> About this task
Please write out exactly the lines from the one with "Give me the" through the end of the data below, both ends included, and omit any pictures.

————

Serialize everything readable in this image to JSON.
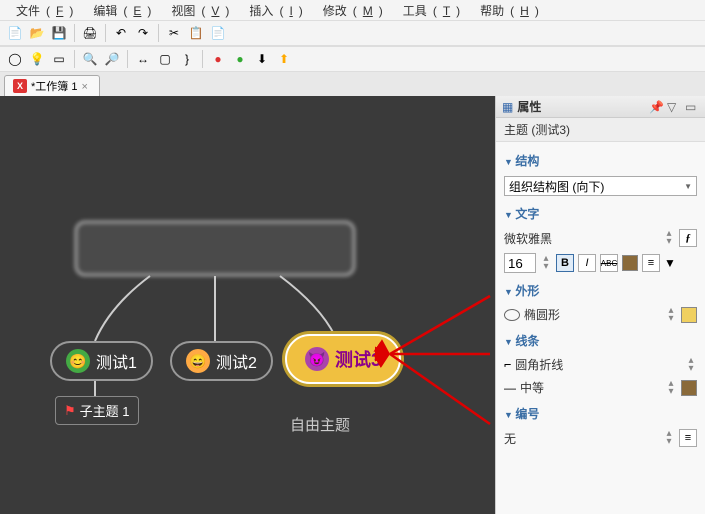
{
  "menu": {
    "file": "文件",
    "file_key": "F",
    "edit": "编辑",
    "edit_key": "E",
    "view": "视图",
    "view_key": "V",
    "insert": "插入",
    "insert_key": "I",
    "modify": "修改",
    "modify_key": "M",
    "tools": "工具",
    "tools_key": "T",
    "help": "帮助",
    "help_key": "H"
  },
  "tab": {
    "title": "*工作簿 1",
    "close_hint": "×"
  },
  "canvas": {
    "node1": "测试1",
    "node2": "测试2",
    "node3": "测试3",
    "sub1": "子主题 1",
    "free": "自由主题"
  },
  "panel": {
    "title": "属性",
    "subtitle": "主题 (测试3)",
    "sections": {
      "structure": "结构",
      "structure_value": "组织结构图 (向下)",
      "text": "文字",
      "font_name": "微软雅黑",
      "font_size": "16",
      "bold": "B",
      "italic": "I",
      "strike": "ABC",
      "shape": "外形",
      "shape_value": "椭圆形",
      "line": "线条",
      "line_style": "圆角折线",
      "line_weight": "中等",
      "number": "编号",
      "number_value": "无"
    }
  }
}
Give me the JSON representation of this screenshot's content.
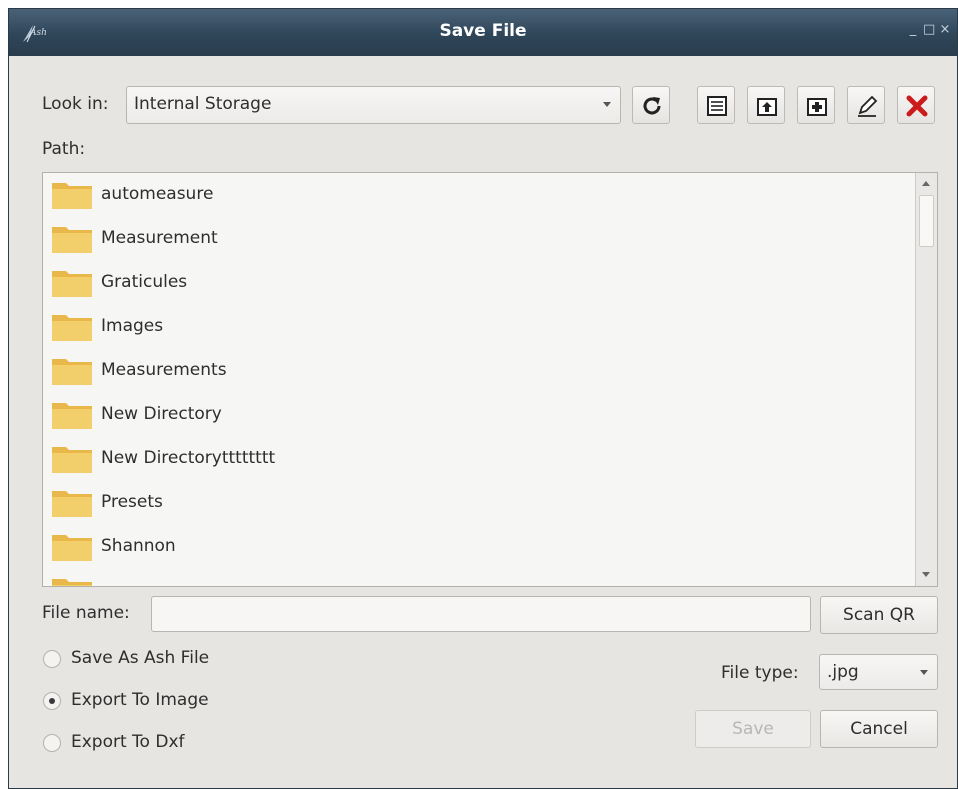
{
  "window": {
    "title": "Save File",
    "app_logo_text": "Ash",
    "controls": {
      "minimize": "_",
      "maximize": "□",
      "close": "×"
    }
  },
  "look_in": {
    "label": "Look in:",
    "value": "Internal Storage"
  },
  "toolbar": {
    "icons": [
      "refresh-icon",
      "detail-view-icon",
      "parent-directory-icon",
      "new-folder-icon",
      "rename-icon",
      "delete-icon"
    ]
  },
  "path": {
    "label": "Path:"
  },
  "files": [
    {
      "name": "automeasure",
      "icon": "folder-icon"
    },
    {
      "name": "Measurement",
      "icon": "folder-icon"
    },
    {
      "name": "Graticules",
      "icon": "folder-icon"
    },
    {
      "name": "Images",
      "icon": "folder-icon"
    },
    {
      "name": "Measurements",
      "icon": "folder-icon"
    },
    {
      "name": "New Directory",
      "icon": "folder-icon"
    },
    {
      "name": "New Directorytttttttt",
      "icon": "folder-icon"
    },
    {
      "name": "Presets",
      "icon": "folder-icon"
    },
    {
      "name": "Shannon",
      "icon": "folder-icon"
    },
    {
      "name": "",
      "icon": "folder-icon"
    }
  ],
  "file_name": {
    "label": "File name:",
    "value": ""
  },
  "scan_qr_label": "Scan QR",
  "save_options": [
    {
      "label": "Save As Ash File",
      "selected": false
    },
    {
      "label": "Export To Image",
      "selected": true
    },
    {
      "label": "Export To Dxf",
      "selected": false
    }
  ],
  "file_type": {
    "label": "File type:",
    "value": ".jpg"
  },
  "actions": {
    "save": "Save",
    "cancel": "Cancel",
    "save_enabled": false
  },
  "colors": {
    "titlebar": "#2f4659",
    "background": "#e7e5e2",
    "folder": "#f0c860",
    "delete": "#cc1b1b"
  }
}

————

> Written solution
Give me the JSON representation of this screenshot's content.
{
  "window": {
    "title": "Save File",
    "app_logo_text": "Ash",
    "controls": {
      "minimize": "_",
      "maximize": "□",
      "close": "×"
    }
  },
  "look_in": {
    "label": "Look in:",
    "value": "Internal Storage"
  },
  "toolbar": {
    "icons": [
      "refresh-icon",
      "detail-view-icon",
      "parent-directory-icon",
      "new-folder-icon",
      "rename-icon",
      "delete-icon"
    ]
  },
  "path": {
    "label": "Path:"
  },
  "files": [
    {
      "name": "automeasure",
      "icon": "folder-icon"
    },
    {
      "name": "Measurement",
      "icon": "folder-icon"
    },
    {
      "name": "Graticules",
      "icon": "folder-icon"
    },
    {
      "name": "Images",
      "icon": "folder-icon"
    },
    {
      "name": "Measurements",
      "icon": "folder-icon"
    },
    {
      "name": "New Directory",
      "icon": "folder-icon"
    },
    {
      "name": "New Directorytttttttt",
      "icon": "folder-icon"
    },
    {
      "name": "Presets",
      "icon": "folder-icon"
    },
    {
      "name": "Shannon",
      "icon": "folder-icon"
    },
    {
      "name": "",
      "icon": "folder-icon"
    }
  ],
  "file_name": {
    "label": "File name:",
    "value": ""
  },
  "scan_qr_label": "Scan QR",
  "save_options": [
    {
      "label": "Save As Ash File",
      "selected": false
    },
    {
      "label": "Export To Image",
      "selected": true
    },
    {
      "label": "Export To Dxf",
      "selected": false
    }
  ],
  "file_type": {
    "label": "File type:",
    "value": ".jpg"
  },
  "actions": {
    "save": "Save",
    "cancel": "Cancel",
    "save_enabled": false
  },
  "colors": {
    "titlebar": "#2f4659",
    "background": "#e7e5e2",
    "folder": "#f0c860",
    "delete": "#cc1b1b"
  }
}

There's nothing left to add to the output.